## PROVIDED DATA
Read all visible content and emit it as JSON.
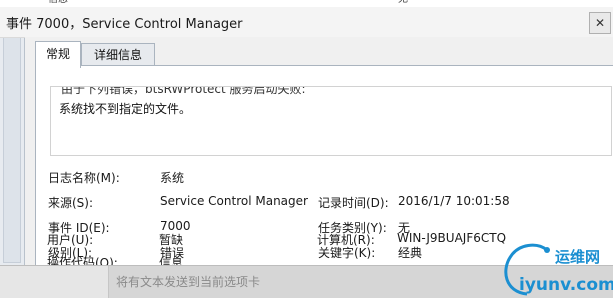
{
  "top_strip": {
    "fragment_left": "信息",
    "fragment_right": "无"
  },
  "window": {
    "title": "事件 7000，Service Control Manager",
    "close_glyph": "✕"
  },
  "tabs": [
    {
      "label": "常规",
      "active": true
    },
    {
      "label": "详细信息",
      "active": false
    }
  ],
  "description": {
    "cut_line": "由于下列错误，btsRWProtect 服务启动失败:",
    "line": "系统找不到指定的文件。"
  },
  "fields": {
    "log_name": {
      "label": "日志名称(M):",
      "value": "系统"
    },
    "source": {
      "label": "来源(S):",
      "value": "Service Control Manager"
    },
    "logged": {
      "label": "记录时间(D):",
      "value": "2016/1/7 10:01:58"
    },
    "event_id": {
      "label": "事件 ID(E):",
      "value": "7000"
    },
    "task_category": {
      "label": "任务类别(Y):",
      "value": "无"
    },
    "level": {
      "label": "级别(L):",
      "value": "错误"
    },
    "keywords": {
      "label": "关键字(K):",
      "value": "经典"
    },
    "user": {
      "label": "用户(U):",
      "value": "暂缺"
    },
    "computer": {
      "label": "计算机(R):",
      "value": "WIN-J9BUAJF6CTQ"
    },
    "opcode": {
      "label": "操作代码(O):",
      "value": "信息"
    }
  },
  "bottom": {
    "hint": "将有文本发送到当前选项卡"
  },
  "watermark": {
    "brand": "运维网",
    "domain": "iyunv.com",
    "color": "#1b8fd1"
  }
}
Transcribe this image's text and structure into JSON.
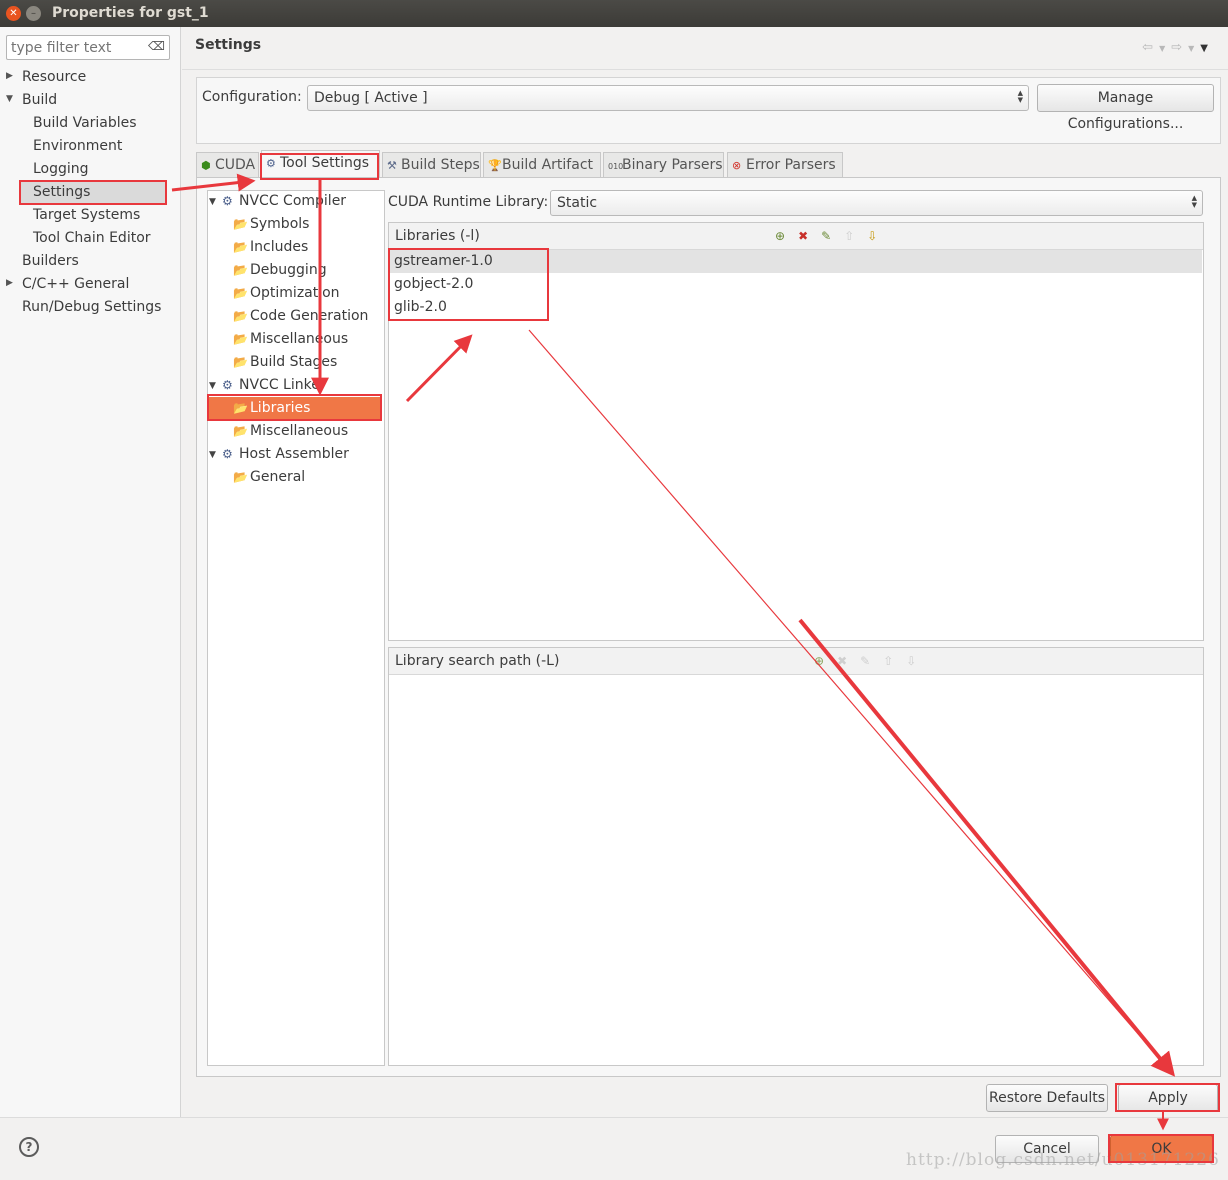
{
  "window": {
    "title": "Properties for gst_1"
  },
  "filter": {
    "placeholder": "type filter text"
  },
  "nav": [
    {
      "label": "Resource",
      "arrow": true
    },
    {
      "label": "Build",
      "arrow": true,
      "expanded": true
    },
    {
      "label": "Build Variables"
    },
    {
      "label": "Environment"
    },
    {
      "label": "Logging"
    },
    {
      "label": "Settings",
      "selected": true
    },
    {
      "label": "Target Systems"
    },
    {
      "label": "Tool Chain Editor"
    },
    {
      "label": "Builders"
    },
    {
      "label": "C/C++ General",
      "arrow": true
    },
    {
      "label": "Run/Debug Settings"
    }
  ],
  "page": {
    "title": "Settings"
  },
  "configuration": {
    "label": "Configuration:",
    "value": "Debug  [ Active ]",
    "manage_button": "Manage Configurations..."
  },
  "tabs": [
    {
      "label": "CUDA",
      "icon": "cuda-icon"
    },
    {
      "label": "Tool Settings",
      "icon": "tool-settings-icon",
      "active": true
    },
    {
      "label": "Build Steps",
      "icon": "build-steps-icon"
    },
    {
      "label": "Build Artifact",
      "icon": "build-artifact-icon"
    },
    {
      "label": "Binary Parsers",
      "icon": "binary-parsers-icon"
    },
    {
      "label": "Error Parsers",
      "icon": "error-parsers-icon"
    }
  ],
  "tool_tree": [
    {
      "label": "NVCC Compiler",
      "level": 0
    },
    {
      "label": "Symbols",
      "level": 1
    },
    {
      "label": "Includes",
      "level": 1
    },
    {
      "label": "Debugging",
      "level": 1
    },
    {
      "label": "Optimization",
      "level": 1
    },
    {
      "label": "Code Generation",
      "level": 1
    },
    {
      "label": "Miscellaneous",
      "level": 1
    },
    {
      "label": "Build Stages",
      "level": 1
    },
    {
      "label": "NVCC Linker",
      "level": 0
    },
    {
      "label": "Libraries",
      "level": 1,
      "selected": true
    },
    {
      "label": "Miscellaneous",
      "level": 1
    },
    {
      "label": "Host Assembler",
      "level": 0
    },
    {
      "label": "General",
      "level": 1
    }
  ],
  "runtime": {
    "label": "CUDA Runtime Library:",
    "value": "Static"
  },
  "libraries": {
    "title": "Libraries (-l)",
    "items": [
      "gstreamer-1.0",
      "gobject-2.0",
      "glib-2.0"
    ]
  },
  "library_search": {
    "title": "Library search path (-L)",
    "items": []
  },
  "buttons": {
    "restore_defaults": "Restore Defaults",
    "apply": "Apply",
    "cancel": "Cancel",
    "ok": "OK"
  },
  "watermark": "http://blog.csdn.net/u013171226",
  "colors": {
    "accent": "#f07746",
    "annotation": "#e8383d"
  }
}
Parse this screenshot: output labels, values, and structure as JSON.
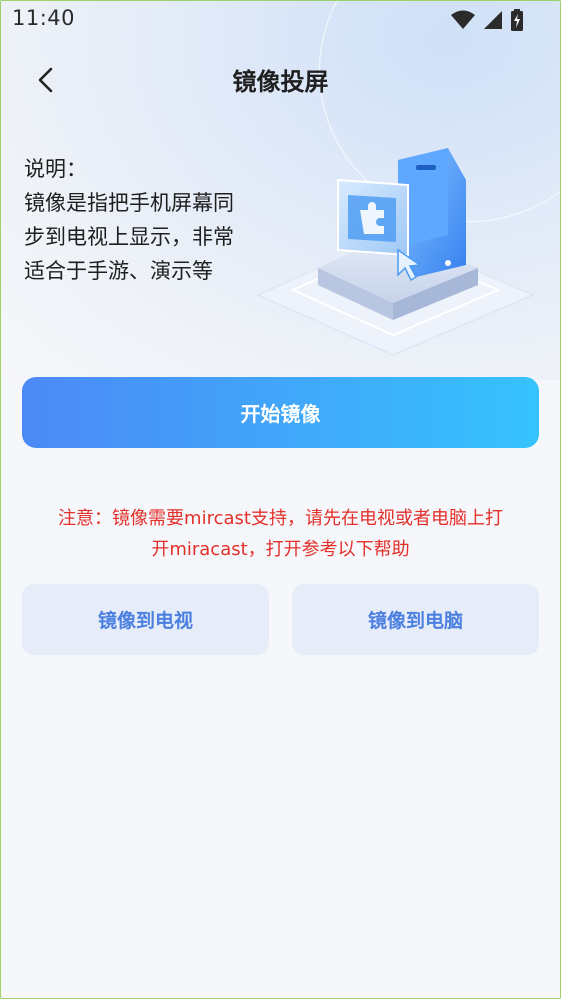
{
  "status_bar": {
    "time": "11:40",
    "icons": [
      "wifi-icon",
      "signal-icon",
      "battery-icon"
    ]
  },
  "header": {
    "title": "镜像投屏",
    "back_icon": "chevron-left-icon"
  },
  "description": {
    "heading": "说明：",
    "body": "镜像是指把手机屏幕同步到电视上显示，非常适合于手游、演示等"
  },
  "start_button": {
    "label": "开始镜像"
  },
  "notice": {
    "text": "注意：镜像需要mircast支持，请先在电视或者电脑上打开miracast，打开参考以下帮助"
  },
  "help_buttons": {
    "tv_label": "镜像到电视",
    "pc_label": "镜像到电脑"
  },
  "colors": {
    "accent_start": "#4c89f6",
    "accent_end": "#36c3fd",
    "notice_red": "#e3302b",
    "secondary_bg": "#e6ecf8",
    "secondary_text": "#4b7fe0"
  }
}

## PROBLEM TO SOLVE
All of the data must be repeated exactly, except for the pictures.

## WRITTEN REPLY
Read all visible content and emit it as JSON.
{
  "top_strip": {
    "fragment_left": "信息",
    "fragment_right": "无"
  },
  "window": {
    "title": "事件 7000，Service Control Manager",
    "close_glyph": "✕"
  },
  "tabs": [
    {
      "label": "常规",
      "active": true
    },
    {
      "label": "详细信息",
      "active": false
    }
  ],
  "description": {
    "cut_line": "由于下列错误，btsRWProtect 服务启动失败:",
    "line": "系统找不到指定的文件。"
  },
  "fields": {
    "log_name": {
      "label": "日志名称(M):",
      "value": "系统"
    },
    "source": {
      "label": "来源(S):",
      "value": "Service Control Manager"
    },
    "logged": {
      "label": "记录时间(D):",
      "value": "2016/1/7 10:01:58"
    },
    "event_id": {
      "label": "事件 ID(E):",
      "value": "7000"
    },
    "task_category": {
      "label": "任务类别(Y):",
      "value": "无"
    },
    "level": {
      "label": "级别(L):",
      "value": "错误"
    },
    "keywords": {
      "label": "关键字(K):",
      "value": "经典"
    },
    "user": {
      "label": "用户(U):",
      "value": "暂缺"
    },
    "computer": {
      "label": "计算机(R):",
      "value": "WIN-J9BUAJF6CTQ"
    },
    "opcode": {
      "label": "操作代码(O):",
      "value": "信息"
    }
  },
  "bottom": {
    "hint": "将有文本发送到当前选项卡"
  },
  "watermark": {
    "brand": "运维网",
    "domain": "iyunv.com",
    "color": "#1b8fd1"
  }
}
Transcribe this image's text and structure into JSON.
{
  "window": {
    "title": "Properties for gst_1"
  },
  "filter": {
    "placeholder": "type filter text"
  },
  "nav": [
    {
      "label": "Resource",
      "arrow": true
    },
    {
      "label": "Build",
      "arrow": true,
      "expanded": true
    },
    {
      "label": "Build Variables"
    },
    {
      "label": "Environment"
    },
    {
      "label": "Logging"
    },
    {
      "label": "Settings",
      "selected": true
    },
    {
      "label": "Target Systems"
    },
    {
      "label": "Tool Chain Editor"
    },
    {
      "label": "Builders"
    },
    {
      "label": "C/C++ General",
      "arrow": true
    },
    {
      "label": "Run/Debug Settings"
    }
  ],
  "page": {
    "title": "Settings"
  },
  "configuration": {
    "label": "Configuration:",
    "value": "Debug  [ Active ]",
    "manage_button": "Manage Configurations..."
  },
  "tabs": [
    {
      "label": "CUDA",
      "icon": "cuda-icon"
    },
    {
      "label": "Tool Settings",
      "icon": "tool-settings-icon",
      "active": true
    },
    {
      "label": "Build Steps",
      "icon": "build-steps-icon"
    },
    {
      "label": "Build Artifact",
      "icon": "build-artifact-icon"
    },
    {
      "label": "Binary Parsers",
      "icon": "binary-parsers-icon"
    },
    {
      "label": "Error Parsers",
      "icon": "error-parsers-icon"
    }
  ],
  "tool_tree": [
    {
      "label": "NVCC Compiler",
      "level": 0
    },
    {
      "label": "Symbols",
      "level": 1
    },
    {
      "label": "Includes",
      "level": 1
    },
    {
      "label": "Debugging",
      "level": 1
    },
    {
      "label": "Optimization",
      "level": 1
    },
    {
      "label": "Code Generation",
      "level": 1
    },
    {
      "label": "Miscellaneous",
      "level": 1
    },
    {
      "label": "Build Stages",
      "level": 1
    },
    {
      "label": "NVCC Linker",
      "level": 0
    },
    {
      "label": "Libraries",
      "level": 1,
      "selected": true
    },
    {
      "label": "Miscellaneous",
      "level": 1
    },
    {
      "label": "Host Assembler",
      "level": 0
    },
    {
      "label": "General",
      "level": 1
    }
  ],
  "runtime": {
    "label": "CUDA Runtime Library:",
    "value": "Static"
  },
  "libraries": {
    "title": "Libraries (-l)",
    "items": [
      "gstreamer-1.0",
      "gobject-2.0",
      "glib-2.0"
    ]
  },
  "library_search": {
    "title": "Library search path (-L)",
    "items": []
  },
  "buttons": {
    "restore_defaults": "Restore Defaults",
    "apply": "Apply",
    "cancel": "Cancel",
    "ok": "OK"
  },
  "watermark": "http://blog.csdn.net/u013171226",
  "colors": {
    "accent": "#f07746",
    "annotation": "#e8383d"
  }
}
Parse this screenshot: output labels, values, and structure as JSON.
{
  "status_bar": {
    "time": "11:40",
    "icons": [
      "wifi-icon",
      "signal-icon",
      "battery-icon"
    ]
  },
  "header": {
    "title": "镜像投屏",
    "back_icon": "chevron-left-icon"
  },
  "description": {
    "heading": "说明：",
    "body": "镜像是指把手机屏幕同步到电视上显示，非常适合于手游、演示等"
  },
  "start_button": {
    "label": "开始镜像"
  },
  "notice": {
    "text": "注意：镜像需要mircast支持，请先在电视或者电脑上打开miracast，打开参考以下帮助"
  },
  "help_buttons": {
    "tv_label": "镜像到电视",
    "pc_label": "镜像到电脑"
  },
  "colors": {
    "accent_start": "#4c89f6",
    "accent_end": "#36c3fd",
    "notice_red": "#e3302b",
    "secondary_bg": "#e6ecf8",
    "secondary_text": "#4b7fe0"
  }
}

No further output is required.